|M.Sc Student||Megides Or|
|Subject||Morphokinetic Single-Cell Analysis and Machine Learning as a|
Tool to Characterize Breast Cancer Cell Motility
and Response to Therapy
|Department||Department of Biomedical Engineering||Supervisors||Professor Emeritus Eitan Kimmel|
|Professor Ilan Tsarfaty|
Breast cancer is the most frequently diagnosed cancer in women. Triple-negative breast cancer (TNBC) is negative for estrogen and progesterone receptors, excess HER2, higher metastatic potential, and a poorer prognosis. Cancer cell motility, invasion, and energy metabolism are fundamental steps in metastasis. Combined precision-targeted therapy and chemotherapy offer a novel anti-metastatic treatment. MET, a tyrosine kinase receptor and its ligand, Hepatocyte Growth Factor/Scatter Factor (HGF/SF), induce specific signal transduction in tumor cells, leading to cell motility and metastasis. MET's induced tumorigenesis and metastatic processes make it an ideal target for anti-cancer therapy.
In this work, we characterized different motility patterns of three cell types: estrogen receptor-positive (EP), TNBC, and Madin-Darby Canine Kidney (MDCK). We also described the effect of MET inhibition, chemotherapy, low-intensity ultrasound (LIUS), and their combined impact on breast cancer motility. Time-lapse fluorescence images of EP, TNBC, and MDCK cells were subjected to commercial packages for segmentation and tracking - extracting morphokinetic (MK) information at a single-cell level.
To better understand cell motility patterns, we developed the infrastructure, Tool for Analysis of Single-Cell (TASC), based on unsupervised machine learning methods to demonstrate a high-dimensional feature set at a single-cell resolution. We compared our experimental MK results to simulations of three modified classical physical models: Lévy flight (LF), fractal Brownian motion, and random walk (RW) with or without a back-propagating wave (BPW).

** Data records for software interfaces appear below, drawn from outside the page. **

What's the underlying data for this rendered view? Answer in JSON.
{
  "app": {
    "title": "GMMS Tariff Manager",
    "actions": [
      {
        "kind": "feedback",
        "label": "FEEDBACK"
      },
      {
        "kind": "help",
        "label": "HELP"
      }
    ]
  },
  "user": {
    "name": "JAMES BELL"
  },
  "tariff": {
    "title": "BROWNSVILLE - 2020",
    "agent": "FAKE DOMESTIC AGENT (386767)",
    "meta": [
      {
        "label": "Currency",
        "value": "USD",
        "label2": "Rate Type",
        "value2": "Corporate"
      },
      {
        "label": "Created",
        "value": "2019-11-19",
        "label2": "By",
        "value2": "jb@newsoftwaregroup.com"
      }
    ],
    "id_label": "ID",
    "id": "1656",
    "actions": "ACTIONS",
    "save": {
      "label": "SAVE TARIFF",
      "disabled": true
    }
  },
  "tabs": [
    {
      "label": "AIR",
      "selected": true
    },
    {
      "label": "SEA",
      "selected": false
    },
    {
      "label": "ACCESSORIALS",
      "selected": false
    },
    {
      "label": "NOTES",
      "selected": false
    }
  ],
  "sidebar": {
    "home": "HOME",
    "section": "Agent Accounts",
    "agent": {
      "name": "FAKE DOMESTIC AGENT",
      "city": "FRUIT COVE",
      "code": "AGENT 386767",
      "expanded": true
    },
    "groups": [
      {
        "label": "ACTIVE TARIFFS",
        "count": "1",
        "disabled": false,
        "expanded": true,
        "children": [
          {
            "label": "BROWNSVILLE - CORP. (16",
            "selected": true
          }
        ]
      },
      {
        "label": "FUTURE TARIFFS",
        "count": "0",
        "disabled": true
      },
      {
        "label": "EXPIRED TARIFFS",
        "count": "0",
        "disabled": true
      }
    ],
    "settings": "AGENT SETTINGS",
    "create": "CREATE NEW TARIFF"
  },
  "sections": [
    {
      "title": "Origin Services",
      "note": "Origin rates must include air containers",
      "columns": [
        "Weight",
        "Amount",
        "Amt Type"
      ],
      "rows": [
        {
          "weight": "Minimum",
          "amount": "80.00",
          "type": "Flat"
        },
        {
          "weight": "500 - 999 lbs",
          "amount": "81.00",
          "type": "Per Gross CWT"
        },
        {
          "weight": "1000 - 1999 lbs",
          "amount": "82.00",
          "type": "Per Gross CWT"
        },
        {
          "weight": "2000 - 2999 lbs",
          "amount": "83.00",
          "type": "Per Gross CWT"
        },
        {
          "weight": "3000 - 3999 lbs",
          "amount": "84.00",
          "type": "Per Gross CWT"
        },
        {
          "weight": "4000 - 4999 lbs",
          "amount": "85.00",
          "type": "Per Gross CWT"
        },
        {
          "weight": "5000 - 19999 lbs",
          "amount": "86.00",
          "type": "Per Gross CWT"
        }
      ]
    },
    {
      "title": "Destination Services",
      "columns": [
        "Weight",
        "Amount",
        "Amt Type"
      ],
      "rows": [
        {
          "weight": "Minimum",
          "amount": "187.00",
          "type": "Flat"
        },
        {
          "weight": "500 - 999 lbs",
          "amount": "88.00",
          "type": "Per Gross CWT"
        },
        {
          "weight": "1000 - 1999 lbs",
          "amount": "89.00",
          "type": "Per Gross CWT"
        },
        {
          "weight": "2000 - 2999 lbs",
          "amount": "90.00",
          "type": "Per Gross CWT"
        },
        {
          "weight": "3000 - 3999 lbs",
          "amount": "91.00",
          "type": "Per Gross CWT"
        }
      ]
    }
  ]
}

TASC analysis demonstrated a fundamental difference between EP and TNBC cells: both cell types were constructed from two subpopulations harboring similar MK characteristics. TNBC cells presented an additional subpopulation characterized by 1) dominantly increasing cumulative kinetics values (MSD, displacement2), 2) highest temporal wave values (velocity starting-time, velocity maximum-height), and 3) a decrease in non-cumulative kinetics values. The combined treatment of TNBC cells with MET inhibition and chemotherapy eliminates this high-motility group.
Cell motility models and motion simulations were compared using Wasserstein’s analysis. Untreated TNBC cells showed high similarities to RW with BPW simulations, while MET-activated TNBC cells transformed into LF without BPW simulations, indicating more aggressive behavior.
In comparison to MK features, we used the Heteromotility tool, which provides motility features using a temporal moving average analysis. Both feature sets revealed one high-dynamic subpopulation of TNBC cells. The Heteromotility presented a better separation between the combined treatment of MET inhibition and chemotherapy with untreated TNBC cells. However, morphological parameters from the MK feature set were advantageous in clustering the two 'slow' subpopulations.
TASC analysis revealed previously undefined high motility subpopulation of TNBC that was eradicated by combining MET inhibition and chemotherapy. Moreover, TASC analysis demonstrated the morphology alteration in MET activated and non-activated MDCK cells treated with LIUS.
The primary benefit of TASC is the ability to cluster and characterize similar behaviors across different motility models while still detecting subtle changes within each one. MK analysis combined with TASC can lead to discovering novel targets for precise therapy. Moreover, this infrastructure may determine patient tumor susceptibility to chemotherapy and biological treatments and operate as an analytical tool for personalized targeted therapy.